Copy each line of the data beneath in which the word "What" appears.

[Interface dataset entries]
----
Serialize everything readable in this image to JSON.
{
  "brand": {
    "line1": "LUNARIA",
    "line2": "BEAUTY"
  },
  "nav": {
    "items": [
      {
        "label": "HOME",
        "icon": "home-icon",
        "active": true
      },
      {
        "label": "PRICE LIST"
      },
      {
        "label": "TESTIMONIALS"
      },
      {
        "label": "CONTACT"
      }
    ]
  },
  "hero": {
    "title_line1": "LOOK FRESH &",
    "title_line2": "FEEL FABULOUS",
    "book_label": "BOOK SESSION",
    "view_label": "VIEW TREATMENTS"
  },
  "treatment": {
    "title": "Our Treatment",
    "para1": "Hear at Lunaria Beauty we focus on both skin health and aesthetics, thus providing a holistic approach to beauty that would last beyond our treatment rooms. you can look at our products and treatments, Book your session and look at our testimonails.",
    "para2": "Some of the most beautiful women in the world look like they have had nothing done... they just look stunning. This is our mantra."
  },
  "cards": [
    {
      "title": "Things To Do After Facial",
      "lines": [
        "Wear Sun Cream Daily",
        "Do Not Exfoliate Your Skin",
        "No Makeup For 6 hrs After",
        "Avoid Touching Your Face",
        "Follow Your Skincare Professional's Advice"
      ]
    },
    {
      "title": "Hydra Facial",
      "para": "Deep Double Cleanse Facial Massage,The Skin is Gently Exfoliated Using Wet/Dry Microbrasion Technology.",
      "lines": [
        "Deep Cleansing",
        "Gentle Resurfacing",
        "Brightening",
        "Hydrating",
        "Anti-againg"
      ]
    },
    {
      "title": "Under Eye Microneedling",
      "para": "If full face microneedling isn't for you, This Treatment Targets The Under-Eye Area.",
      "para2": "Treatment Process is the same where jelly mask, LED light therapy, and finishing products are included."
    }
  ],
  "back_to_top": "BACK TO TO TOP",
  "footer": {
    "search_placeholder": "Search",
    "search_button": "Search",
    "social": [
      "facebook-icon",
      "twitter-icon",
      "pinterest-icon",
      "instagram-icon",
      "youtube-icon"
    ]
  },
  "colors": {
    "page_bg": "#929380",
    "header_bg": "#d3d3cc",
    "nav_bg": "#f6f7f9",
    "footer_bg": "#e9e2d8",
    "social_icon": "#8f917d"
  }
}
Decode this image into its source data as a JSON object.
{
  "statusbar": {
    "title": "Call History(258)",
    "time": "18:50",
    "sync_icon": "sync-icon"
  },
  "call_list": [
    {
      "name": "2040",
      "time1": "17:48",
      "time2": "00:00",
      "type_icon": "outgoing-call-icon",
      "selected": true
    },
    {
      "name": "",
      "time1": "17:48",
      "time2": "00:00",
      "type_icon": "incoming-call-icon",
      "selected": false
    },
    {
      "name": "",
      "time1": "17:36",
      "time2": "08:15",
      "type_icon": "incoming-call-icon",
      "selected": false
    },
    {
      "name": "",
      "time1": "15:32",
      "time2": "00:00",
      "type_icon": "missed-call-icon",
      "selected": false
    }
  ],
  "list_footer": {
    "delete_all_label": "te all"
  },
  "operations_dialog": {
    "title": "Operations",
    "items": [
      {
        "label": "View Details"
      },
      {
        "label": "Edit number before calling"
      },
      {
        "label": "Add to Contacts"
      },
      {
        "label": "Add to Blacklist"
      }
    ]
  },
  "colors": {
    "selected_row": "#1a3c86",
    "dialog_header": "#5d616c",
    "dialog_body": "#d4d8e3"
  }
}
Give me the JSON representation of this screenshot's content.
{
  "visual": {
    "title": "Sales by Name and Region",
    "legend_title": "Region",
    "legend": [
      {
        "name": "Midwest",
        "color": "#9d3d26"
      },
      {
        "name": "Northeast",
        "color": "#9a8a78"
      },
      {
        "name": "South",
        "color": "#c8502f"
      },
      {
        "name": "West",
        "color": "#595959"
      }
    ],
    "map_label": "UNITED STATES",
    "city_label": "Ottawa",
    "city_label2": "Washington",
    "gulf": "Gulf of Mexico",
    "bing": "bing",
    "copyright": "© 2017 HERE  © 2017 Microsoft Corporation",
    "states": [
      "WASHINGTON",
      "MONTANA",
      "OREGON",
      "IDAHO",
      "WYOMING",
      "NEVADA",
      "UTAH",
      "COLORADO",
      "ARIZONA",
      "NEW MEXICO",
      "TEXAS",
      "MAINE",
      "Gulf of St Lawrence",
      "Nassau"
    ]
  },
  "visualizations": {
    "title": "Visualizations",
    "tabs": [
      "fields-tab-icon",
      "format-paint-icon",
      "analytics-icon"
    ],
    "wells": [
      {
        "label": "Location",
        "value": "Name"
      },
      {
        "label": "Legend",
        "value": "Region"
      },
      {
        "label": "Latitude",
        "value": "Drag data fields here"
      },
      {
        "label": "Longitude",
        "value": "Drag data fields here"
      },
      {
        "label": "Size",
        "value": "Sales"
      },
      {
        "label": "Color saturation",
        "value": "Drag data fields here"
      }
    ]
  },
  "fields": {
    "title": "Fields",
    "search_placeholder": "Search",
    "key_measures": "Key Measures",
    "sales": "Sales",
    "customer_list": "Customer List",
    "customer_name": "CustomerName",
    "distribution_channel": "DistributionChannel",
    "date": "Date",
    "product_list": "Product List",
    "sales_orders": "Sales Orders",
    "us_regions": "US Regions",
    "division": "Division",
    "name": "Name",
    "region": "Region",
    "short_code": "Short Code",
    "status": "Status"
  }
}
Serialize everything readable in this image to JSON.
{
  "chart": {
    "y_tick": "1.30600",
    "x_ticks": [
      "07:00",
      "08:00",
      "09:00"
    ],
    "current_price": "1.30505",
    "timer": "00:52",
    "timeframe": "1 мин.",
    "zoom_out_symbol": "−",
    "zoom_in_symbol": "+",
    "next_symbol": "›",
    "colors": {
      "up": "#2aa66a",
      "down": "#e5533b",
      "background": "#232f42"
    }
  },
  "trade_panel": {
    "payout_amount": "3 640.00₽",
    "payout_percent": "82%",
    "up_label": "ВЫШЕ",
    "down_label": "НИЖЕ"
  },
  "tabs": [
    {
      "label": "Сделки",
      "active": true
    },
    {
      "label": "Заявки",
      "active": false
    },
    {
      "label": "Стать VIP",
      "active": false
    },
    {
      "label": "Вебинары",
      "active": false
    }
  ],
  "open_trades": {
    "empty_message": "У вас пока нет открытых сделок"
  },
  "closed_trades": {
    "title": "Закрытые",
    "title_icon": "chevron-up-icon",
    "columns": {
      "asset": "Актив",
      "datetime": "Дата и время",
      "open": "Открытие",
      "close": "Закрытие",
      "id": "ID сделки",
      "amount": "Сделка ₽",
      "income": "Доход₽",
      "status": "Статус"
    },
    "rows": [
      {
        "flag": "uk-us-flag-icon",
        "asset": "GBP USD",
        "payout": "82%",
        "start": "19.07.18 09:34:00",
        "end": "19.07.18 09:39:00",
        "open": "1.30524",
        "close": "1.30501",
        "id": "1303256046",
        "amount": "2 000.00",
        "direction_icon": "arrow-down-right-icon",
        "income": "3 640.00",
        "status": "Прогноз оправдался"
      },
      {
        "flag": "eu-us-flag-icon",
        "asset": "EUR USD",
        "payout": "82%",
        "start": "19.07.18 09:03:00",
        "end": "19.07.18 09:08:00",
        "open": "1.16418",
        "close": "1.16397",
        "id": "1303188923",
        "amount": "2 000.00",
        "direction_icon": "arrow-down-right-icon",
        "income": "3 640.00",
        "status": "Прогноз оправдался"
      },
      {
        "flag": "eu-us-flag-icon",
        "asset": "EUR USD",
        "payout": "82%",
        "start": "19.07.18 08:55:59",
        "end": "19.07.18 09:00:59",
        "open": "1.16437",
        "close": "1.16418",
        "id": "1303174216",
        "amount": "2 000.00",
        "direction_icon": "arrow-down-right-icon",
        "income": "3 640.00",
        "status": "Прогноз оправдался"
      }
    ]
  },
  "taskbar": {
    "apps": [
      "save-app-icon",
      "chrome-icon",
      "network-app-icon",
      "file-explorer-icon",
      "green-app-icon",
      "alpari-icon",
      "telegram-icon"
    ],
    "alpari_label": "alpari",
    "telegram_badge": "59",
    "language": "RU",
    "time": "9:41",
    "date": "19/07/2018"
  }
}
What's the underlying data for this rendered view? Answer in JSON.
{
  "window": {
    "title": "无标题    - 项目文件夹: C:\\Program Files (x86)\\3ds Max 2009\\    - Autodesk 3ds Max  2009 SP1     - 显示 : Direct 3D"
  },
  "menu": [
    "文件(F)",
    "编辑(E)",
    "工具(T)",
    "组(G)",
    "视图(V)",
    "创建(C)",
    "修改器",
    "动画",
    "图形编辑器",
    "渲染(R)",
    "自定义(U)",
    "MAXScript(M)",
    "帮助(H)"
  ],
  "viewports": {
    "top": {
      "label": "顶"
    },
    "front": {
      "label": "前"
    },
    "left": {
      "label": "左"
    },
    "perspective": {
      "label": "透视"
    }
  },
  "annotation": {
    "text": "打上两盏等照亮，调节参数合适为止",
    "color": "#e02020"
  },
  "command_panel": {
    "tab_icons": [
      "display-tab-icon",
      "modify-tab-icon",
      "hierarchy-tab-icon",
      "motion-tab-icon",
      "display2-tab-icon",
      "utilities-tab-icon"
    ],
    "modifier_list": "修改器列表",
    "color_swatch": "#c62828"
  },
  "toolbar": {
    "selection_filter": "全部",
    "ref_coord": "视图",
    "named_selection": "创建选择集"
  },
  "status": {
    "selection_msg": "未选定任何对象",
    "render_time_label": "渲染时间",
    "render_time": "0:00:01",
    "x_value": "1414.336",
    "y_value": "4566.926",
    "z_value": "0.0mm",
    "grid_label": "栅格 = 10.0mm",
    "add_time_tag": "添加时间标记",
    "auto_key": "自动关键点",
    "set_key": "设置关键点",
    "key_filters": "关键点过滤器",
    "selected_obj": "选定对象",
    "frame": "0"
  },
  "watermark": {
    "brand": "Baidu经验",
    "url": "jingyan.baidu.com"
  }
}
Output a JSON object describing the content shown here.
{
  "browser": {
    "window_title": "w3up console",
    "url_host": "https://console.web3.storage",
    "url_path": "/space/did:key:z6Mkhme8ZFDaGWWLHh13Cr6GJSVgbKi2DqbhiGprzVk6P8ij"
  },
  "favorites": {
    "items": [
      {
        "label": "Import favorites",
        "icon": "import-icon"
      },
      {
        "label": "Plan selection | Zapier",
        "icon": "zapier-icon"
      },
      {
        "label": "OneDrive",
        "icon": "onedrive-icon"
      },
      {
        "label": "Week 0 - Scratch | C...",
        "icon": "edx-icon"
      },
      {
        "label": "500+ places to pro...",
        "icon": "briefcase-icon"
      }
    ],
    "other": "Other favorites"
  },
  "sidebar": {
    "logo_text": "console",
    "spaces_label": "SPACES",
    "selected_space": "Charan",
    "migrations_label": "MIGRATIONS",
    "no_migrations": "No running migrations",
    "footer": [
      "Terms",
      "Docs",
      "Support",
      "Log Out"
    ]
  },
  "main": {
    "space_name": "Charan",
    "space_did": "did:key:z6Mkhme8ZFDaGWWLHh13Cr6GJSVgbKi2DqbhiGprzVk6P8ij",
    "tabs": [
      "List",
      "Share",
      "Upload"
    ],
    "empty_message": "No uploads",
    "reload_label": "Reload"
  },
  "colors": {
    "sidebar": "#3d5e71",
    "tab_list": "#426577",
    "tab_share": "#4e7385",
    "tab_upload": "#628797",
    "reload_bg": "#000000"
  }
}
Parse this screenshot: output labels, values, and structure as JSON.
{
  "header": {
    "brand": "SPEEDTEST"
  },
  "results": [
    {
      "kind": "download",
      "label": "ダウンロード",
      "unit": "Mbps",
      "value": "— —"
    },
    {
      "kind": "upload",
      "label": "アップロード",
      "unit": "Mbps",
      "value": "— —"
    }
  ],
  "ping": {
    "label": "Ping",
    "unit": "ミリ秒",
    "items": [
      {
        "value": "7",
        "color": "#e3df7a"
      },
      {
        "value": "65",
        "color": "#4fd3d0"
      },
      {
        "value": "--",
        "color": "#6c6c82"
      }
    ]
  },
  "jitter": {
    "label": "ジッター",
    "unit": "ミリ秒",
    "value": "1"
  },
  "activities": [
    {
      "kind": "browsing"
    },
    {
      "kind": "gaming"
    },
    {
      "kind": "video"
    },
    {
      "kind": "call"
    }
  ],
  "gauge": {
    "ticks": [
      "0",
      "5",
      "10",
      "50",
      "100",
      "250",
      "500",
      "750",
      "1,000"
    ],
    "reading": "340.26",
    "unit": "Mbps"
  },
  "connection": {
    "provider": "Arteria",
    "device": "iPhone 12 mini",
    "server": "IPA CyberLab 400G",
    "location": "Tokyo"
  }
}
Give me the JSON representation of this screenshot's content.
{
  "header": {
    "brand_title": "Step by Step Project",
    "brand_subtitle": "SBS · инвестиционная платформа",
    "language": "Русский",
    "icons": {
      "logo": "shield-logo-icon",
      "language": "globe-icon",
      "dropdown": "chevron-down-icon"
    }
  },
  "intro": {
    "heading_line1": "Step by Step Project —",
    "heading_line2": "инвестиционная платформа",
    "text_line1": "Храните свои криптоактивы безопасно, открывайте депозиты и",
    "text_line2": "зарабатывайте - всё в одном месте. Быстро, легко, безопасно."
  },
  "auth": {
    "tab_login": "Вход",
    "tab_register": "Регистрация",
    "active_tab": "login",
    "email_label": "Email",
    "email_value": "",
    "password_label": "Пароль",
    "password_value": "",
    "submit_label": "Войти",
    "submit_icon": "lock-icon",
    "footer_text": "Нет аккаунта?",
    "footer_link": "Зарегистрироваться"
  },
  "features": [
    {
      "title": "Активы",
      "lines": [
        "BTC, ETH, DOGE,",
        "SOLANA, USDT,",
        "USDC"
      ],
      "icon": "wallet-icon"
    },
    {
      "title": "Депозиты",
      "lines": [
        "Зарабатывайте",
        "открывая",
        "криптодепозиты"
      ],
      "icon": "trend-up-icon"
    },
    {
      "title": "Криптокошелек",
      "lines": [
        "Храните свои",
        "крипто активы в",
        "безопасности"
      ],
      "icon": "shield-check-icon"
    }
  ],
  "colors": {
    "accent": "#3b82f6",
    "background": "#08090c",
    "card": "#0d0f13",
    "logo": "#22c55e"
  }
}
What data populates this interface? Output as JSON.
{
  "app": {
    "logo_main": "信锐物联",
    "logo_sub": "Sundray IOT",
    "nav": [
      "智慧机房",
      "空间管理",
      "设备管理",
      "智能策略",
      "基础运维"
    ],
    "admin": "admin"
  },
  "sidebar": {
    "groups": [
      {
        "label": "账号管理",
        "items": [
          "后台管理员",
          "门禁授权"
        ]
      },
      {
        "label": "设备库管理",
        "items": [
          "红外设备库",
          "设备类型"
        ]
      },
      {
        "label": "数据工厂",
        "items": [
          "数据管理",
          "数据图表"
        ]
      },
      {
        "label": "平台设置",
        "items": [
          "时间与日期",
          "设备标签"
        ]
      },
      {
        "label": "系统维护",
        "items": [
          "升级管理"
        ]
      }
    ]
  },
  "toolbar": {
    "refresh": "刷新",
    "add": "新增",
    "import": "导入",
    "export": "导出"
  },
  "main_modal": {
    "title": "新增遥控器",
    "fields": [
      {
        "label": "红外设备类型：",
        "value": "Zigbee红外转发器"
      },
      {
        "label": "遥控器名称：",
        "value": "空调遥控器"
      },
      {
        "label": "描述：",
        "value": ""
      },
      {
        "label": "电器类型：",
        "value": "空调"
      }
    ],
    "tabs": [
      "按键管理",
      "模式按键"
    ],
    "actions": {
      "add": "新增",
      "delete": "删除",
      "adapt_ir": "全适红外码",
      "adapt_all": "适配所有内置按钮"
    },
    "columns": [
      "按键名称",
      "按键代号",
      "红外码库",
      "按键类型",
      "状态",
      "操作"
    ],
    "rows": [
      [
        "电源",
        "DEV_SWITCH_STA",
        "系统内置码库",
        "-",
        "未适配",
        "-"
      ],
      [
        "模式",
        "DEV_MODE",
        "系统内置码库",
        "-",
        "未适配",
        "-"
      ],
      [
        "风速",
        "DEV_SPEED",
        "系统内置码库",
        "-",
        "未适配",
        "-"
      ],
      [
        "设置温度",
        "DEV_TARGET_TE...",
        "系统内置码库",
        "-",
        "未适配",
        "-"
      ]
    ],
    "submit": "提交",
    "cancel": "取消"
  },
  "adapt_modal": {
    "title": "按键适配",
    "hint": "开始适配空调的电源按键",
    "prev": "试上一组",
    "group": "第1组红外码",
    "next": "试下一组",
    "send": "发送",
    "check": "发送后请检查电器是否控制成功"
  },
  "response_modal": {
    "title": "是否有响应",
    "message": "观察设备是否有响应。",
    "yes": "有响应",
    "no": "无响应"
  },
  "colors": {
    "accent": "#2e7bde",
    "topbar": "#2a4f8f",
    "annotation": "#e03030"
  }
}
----
◆ **Response**
What's the underlying data for this rendered view? Answer in JSON.
What data populates this interface? Output as JSON.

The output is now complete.